My husband and I started noticing that, with our son in the mix, we were enjoying our time with family less and less. Inevitably our evenings would end with us carting an over-tired, sugar-crashing toddler out the door, yelling thanks and apologies over our shoulders on the way out. That didn’t feel good to any of us.
We finally wised up and started building in one or two excursions to our family trips, where the three of us went off on our own for a few hours and did something low-key. These little breaks have made a world of difference to our patience with our son and with our larger family. They inject a dose of normalcy and connection to our trips that is sorely needed, and we all exhale a little bit before returning to the fray.
The Gift of Respect (Or, Don’t Require Hugs)
The holidays can feel stressful for kids just by the sheer number of adult faces and voices and touches and smells and questions and. . . you get the idea.
Excited family members can sometimes forget that it’s not polite to go right to hugging strangers—which is how it can feel for a kid who doesn’t remember Aunt Doris or possibly even Grandpa, if he hasn’t been around lately.
My belief is that it’s not fair to our kids to expect them to hug—or even touch, if they are not comfortable—people when it’s not their choice.
We show respect for our kids’ bodies, autonomy, instincts, and personal preferences when we don’t require this kind of touch OR allow it to happen by doing nothing when we see it coming. We also begin to teach them about the importance of consent.
If you have a particularly physical family, have a quick conversation with them before you arrive. If you’re comfortable, go ahead and be direct. Let them know respectfully that you’d like to request that they do not hug your child without asking, and without waiting for the child to get to know (or remember) them. Explain why.
If historically this kind of direct conversation doesn’t go so well in your family, you might let them know that you’re so looking forward to seeing them, and so is little Jack. He can’t wait to play with them and show everyone his new shoes. And you’d like to request that everyone give him a little space when he arrives, so that he can get comfortable and settle in.

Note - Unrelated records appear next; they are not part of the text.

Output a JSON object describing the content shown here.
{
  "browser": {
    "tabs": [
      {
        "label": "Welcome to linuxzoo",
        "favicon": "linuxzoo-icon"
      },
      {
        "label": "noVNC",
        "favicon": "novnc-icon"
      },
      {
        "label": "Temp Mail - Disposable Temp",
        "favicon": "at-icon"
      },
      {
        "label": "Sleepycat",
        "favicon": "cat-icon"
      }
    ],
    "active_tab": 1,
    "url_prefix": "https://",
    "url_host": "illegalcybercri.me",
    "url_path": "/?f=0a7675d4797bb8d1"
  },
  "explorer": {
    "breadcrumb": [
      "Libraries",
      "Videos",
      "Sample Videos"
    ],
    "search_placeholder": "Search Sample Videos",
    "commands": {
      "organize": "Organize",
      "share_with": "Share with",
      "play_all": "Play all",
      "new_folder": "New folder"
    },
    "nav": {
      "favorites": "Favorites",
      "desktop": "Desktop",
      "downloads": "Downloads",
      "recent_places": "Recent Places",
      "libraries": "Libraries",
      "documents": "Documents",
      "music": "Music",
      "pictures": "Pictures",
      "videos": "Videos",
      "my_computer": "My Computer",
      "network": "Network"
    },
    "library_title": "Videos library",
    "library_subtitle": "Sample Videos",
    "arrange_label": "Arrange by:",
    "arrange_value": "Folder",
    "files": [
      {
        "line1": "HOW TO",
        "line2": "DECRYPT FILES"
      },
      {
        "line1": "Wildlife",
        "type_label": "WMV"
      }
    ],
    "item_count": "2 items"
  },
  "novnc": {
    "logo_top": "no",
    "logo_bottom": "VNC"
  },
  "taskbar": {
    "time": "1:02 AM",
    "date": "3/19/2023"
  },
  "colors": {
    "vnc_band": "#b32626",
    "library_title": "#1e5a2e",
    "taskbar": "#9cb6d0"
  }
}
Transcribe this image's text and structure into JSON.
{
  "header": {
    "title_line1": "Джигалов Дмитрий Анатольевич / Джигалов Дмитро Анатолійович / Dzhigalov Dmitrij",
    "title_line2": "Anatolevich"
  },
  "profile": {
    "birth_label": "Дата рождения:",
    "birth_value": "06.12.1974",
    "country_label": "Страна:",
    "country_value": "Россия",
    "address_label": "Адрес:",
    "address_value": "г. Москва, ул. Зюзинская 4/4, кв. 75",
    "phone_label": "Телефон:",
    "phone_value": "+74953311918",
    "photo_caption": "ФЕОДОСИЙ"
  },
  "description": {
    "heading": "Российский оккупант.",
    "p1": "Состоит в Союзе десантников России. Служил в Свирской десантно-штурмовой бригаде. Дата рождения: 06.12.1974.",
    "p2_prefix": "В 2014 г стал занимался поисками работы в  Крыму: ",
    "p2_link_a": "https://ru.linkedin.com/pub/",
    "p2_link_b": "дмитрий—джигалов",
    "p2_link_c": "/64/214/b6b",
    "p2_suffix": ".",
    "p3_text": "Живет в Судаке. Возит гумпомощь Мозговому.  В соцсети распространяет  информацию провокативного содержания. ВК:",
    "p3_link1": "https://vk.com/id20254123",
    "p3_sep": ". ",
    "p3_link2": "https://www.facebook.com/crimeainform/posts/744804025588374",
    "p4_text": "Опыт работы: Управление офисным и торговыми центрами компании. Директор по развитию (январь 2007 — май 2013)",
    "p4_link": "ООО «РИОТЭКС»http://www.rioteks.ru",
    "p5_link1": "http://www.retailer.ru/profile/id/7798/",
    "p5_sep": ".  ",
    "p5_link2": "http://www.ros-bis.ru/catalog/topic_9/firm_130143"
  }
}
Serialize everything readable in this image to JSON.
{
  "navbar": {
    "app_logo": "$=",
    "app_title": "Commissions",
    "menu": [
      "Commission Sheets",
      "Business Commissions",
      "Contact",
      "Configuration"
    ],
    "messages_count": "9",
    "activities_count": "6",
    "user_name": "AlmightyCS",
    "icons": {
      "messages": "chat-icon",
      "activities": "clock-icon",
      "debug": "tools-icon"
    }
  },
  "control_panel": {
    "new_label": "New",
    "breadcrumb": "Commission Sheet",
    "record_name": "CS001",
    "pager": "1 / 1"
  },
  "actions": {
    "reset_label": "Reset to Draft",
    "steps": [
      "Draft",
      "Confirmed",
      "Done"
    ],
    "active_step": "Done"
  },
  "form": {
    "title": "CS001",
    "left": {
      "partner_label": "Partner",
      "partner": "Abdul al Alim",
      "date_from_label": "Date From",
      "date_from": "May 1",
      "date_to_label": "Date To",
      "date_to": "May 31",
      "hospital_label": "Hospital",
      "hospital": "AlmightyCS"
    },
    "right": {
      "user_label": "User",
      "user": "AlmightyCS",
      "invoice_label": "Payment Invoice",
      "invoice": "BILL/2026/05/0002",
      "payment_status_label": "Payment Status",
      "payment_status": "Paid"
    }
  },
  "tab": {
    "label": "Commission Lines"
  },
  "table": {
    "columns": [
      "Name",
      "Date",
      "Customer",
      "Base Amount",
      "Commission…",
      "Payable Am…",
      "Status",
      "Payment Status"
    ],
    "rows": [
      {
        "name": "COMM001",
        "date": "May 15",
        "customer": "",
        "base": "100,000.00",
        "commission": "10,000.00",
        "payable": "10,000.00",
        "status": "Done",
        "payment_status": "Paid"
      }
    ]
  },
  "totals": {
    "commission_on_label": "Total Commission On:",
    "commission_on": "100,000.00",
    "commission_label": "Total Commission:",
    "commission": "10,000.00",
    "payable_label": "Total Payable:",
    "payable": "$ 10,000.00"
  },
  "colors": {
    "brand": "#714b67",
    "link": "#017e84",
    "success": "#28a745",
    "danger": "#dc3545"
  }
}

If you’ve done this and a family member comes in for the hug anyway, you can physically put yourself between your child and the adult, or, if you’re holding your younger child, turn to the side and accept a hug from the adult. You might also say, “Jack feels comfortable giving hugs when he knows people really well.”
The Gift of Understanding (Or, Expect Feelings)
I can’t count the number of meltdowns I’ve seen in the airport, at the grocery store, or in line at Busch Gardens during the holidays. Tantrums and meltdowns are developmentally appropriate for young children in the best of times, and they’re so darn understandable during the holidays.
Sometimes, even with good preparation, a little extra space, and lots of respect, the whole family scene can just be too much for our littlest family members. If big feelings come, one of the most loving things you can do is take your child to a quiet place—your room, back to the motel—and let her have the feelings until she’s all done. Stay by her side. And then put her to bed.
Give your kid(s) the gift of a little extra patience and understanding during this time of year, especially if you’re with family. I bet you can empathize with what they’re going through.
Do you have other non-monetary gifts that you find especially loving or powerful to give to your child/ren at this time of year? Please share them in the comments!